Records drawn from a dataset —
===

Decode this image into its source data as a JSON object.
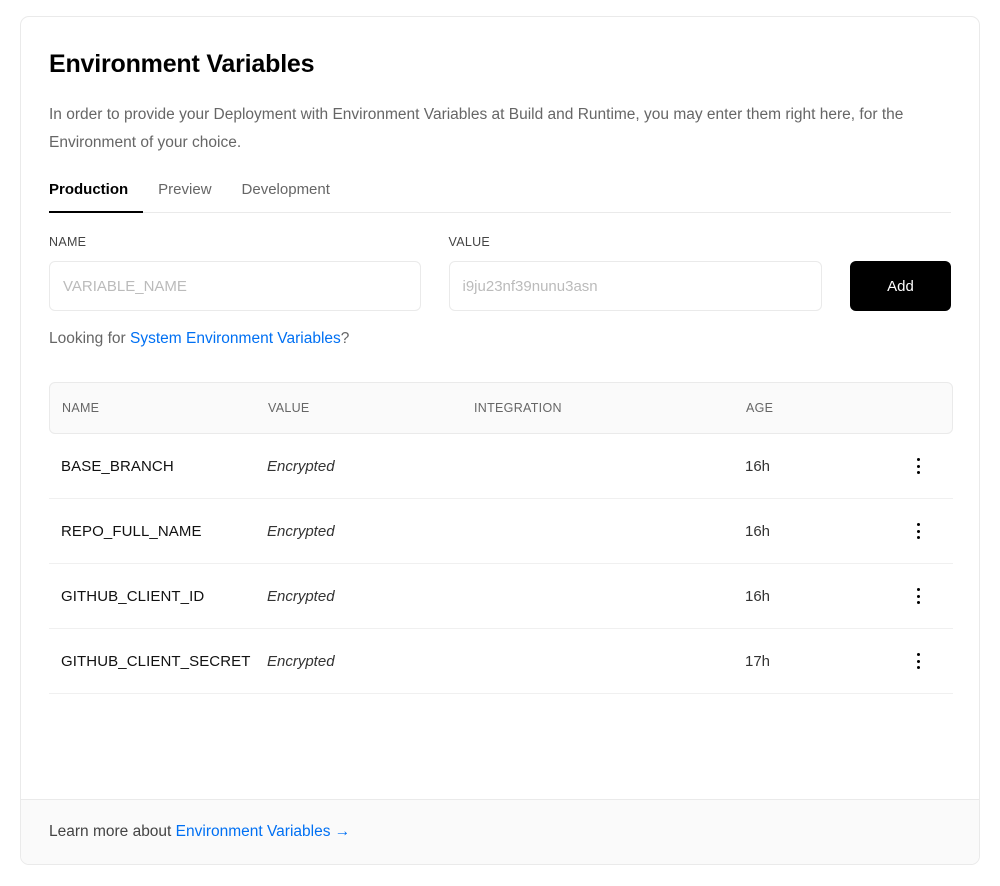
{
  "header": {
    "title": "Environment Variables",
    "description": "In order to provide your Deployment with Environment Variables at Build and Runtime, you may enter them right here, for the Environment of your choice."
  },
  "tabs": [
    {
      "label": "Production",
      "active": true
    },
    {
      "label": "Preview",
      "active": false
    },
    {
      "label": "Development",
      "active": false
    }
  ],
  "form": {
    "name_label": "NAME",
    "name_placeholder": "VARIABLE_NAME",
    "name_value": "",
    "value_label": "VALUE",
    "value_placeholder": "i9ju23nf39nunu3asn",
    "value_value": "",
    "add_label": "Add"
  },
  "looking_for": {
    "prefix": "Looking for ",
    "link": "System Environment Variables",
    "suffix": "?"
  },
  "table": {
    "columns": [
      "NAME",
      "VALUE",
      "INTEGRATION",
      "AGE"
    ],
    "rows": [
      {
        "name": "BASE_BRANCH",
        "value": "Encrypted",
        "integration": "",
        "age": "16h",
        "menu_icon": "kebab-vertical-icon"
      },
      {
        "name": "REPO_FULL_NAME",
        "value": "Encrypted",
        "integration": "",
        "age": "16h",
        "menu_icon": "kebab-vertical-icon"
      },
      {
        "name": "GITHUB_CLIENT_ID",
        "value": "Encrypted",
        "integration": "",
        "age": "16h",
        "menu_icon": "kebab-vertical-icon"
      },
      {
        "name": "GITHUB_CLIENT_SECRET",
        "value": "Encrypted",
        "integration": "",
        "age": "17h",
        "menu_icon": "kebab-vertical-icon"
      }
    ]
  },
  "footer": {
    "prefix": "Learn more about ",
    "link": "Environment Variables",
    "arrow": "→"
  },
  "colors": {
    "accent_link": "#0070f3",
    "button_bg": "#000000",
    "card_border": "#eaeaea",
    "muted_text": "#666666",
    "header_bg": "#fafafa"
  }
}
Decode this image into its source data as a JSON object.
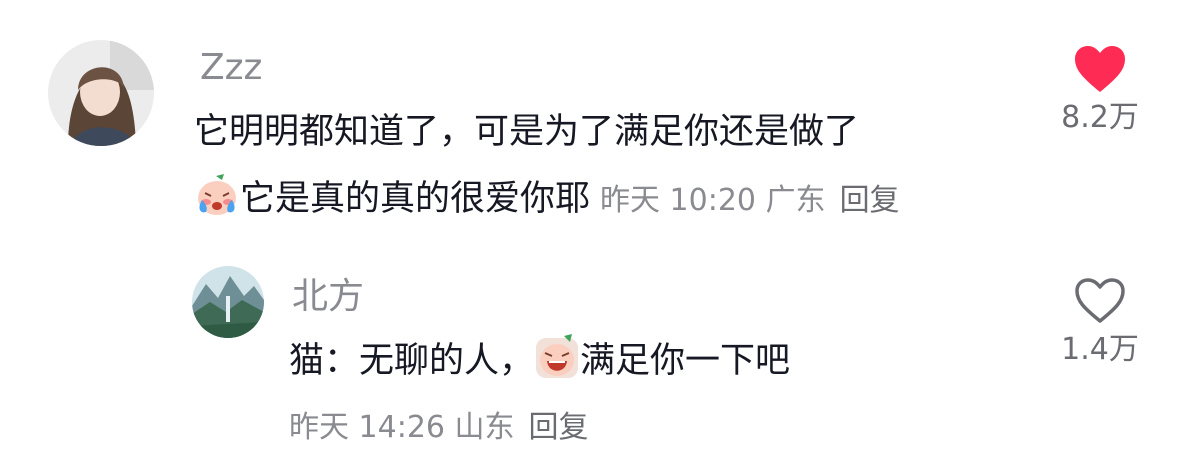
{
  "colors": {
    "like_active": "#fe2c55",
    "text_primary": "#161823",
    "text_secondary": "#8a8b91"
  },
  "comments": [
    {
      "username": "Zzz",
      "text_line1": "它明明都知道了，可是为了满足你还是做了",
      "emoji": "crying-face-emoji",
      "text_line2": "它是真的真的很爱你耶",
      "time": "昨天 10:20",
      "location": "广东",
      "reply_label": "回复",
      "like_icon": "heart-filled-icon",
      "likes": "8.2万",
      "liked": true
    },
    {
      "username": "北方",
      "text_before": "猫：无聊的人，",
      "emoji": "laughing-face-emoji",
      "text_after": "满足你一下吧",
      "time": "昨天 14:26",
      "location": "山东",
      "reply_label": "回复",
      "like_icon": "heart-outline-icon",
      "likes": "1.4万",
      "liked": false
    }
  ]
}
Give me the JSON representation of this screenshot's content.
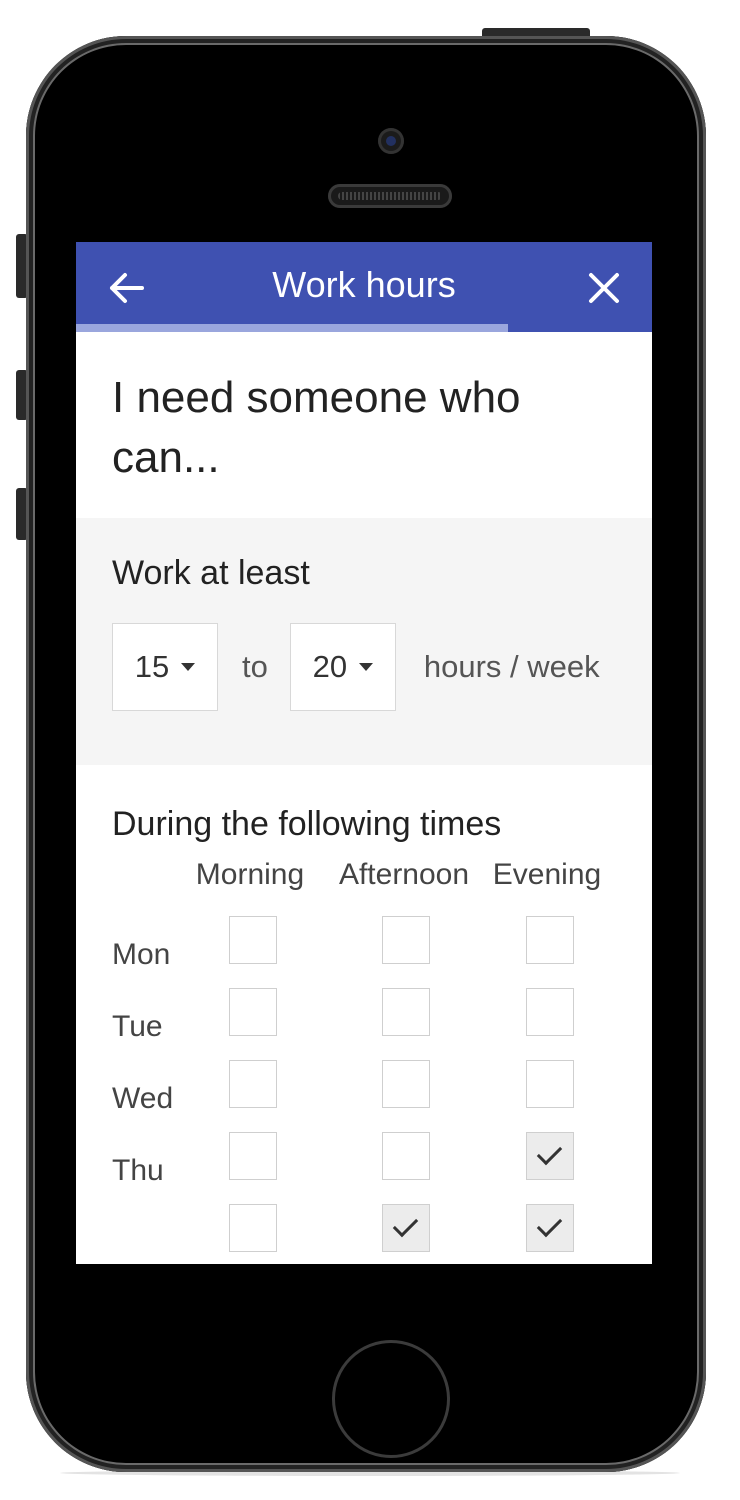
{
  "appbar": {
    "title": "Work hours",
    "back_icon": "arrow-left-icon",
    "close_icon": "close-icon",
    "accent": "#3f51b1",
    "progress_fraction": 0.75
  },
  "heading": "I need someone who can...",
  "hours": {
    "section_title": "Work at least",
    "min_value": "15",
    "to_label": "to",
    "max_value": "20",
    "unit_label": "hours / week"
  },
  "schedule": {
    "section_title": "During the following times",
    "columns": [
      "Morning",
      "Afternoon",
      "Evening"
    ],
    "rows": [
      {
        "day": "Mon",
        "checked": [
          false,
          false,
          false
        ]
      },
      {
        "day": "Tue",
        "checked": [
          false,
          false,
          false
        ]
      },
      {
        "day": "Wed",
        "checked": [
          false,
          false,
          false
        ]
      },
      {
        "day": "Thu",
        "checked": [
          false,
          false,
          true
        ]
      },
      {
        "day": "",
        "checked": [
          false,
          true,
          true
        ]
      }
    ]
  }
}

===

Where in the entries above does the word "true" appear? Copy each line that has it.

      "active": true
      "liked": true
          true
          true,
          true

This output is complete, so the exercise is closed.